Christchurch Mayor Bob Parker likes the idea of the prefabricated structure on Queens Wharf being used as an indoor venue in his quake-damaged city.
His enthusiasm follows the loss of 151 jobs on Friday at the Christchurch Town Hall and Christchurch Convention Centre because the facilities will be closed at least the end of 2013.
Mr Parker said Christchurch was short of covered public spaces and the $9.8 million Government-funded Cloud could be put up in Hagley Park.
He said it was an inspired idea of Waterfront Auckland chairman Bob Harvey to suggest relocating the Cloud.
"I'm taking the idea very seriously. It could be a solution for some of the issues we are faced with," he said.
Mr Harvey, however, is backing off letting go of the Cloud, now saying the temporary structure could stay on Queens Wharf for up to 15 years after the World Cup.
Mr Harvey said the Christchurch option was an act of generosity at the time of the second earthquake in February, "but the situation in Christchurch does not need an entertainment tent, they need much more serious addressing of housing and support".
He said Rugby World Cup Minister Murray McCully was of a mind to hand the Cloud to Auckland where it could be used for events such as triathlons and Round the Bays.
Asked about the possibility of moving the Cloud to Christchurch after the cup, a spokesman for Mr McCully said the Government committed the Cloud to the Auckland Council on Queens Wharf "for as long as they need it".
Neither the Auckland Council nor its subsidiary, Waterfront Auckland, has firm plans for the Cloud. Auckland Mayor Len Brown has made noises about using it as part of a plan to turn Shed 10 on Queens Wharf into a cruise ship terminal, and Mr Harvey has spoken of using it for events.
This would put the Cloud in competition with the council's $32 million Viaduct Events Centre being built at the end of Halsey St.
The cost to ratepayers of operating the Cloud after the cup would be about $1.4 million a year, based on an average 14 per cent operating cost for new buildings.
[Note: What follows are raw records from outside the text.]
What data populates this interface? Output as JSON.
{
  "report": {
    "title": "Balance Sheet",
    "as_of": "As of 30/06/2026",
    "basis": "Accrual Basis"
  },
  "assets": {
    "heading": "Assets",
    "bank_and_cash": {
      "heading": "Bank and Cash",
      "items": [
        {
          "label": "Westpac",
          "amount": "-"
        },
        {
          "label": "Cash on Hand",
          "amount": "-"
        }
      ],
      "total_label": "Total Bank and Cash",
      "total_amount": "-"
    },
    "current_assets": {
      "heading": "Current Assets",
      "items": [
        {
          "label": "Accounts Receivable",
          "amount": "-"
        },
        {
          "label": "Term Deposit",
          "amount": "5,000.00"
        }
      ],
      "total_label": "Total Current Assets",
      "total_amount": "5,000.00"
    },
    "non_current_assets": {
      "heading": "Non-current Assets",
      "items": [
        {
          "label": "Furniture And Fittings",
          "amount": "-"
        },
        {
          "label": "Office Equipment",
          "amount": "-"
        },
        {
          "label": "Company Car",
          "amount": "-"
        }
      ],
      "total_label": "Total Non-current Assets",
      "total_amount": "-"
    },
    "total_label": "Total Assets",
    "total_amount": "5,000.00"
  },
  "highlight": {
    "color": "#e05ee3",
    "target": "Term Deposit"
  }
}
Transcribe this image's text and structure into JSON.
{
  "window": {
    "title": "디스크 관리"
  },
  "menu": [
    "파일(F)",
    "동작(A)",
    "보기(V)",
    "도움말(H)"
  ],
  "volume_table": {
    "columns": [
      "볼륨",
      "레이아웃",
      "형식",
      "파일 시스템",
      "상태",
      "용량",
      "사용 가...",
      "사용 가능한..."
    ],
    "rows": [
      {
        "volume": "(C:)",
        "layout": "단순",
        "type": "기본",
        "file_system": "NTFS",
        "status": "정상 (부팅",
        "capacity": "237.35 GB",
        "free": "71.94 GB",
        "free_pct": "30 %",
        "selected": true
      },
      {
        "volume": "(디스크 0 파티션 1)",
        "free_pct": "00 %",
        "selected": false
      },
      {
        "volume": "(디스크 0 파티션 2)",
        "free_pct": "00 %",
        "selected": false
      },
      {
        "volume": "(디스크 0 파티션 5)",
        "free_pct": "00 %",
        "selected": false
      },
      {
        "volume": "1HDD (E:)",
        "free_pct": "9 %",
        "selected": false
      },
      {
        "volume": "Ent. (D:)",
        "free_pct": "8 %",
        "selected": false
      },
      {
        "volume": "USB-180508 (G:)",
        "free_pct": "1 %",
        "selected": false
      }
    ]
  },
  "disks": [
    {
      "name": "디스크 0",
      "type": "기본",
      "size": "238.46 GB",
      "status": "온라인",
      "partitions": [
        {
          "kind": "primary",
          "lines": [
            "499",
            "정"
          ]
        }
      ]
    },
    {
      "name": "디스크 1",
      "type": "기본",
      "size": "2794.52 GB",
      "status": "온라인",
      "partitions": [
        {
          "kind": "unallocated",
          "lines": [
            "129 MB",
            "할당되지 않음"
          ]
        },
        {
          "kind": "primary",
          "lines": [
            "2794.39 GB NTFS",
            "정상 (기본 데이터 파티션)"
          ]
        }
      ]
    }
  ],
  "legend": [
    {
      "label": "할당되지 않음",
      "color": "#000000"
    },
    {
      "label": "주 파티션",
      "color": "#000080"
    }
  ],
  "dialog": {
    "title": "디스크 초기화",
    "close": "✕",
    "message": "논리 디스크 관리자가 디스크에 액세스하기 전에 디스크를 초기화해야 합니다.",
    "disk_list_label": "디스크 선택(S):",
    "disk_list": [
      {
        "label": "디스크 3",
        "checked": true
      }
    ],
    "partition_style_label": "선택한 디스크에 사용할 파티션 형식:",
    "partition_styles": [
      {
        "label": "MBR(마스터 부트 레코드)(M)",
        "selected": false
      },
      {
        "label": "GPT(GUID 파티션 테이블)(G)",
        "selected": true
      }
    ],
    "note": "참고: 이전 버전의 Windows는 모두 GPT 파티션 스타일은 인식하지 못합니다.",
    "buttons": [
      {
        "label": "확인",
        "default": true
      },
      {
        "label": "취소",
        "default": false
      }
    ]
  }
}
It is a 178m prefabricated steel, glass and semi-transparent PVC-covered structure that can be put up in as little as six weeks.